*** Block opens ***
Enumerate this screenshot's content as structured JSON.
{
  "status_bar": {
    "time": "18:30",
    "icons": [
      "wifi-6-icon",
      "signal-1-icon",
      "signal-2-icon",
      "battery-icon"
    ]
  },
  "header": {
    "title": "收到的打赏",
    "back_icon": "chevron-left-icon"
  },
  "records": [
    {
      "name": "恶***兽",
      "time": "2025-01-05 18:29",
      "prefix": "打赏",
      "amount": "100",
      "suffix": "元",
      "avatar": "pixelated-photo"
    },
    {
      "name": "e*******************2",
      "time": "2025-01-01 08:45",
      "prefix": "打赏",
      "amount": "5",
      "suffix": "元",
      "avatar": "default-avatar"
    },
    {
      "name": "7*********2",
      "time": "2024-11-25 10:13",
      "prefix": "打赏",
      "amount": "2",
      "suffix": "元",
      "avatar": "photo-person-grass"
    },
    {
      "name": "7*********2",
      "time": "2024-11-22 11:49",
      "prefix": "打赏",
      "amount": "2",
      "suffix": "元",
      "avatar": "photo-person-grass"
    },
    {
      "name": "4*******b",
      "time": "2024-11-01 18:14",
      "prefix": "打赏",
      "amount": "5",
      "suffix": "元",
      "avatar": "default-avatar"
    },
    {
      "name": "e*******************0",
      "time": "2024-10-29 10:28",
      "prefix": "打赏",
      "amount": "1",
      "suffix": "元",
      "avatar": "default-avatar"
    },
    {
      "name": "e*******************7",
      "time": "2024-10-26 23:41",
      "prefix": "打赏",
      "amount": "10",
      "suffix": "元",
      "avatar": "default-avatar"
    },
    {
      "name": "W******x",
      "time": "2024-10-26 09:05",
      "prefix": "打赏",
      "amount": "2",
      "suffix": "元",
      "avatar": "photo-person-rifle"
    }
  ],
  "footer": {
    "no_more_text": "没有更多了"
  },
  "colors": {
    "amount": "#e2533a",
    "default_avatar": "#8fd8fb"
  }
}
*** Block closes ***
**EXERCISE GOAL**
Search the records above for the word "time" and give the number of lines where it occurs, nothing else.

**ANSWER FOR THE TASK**
9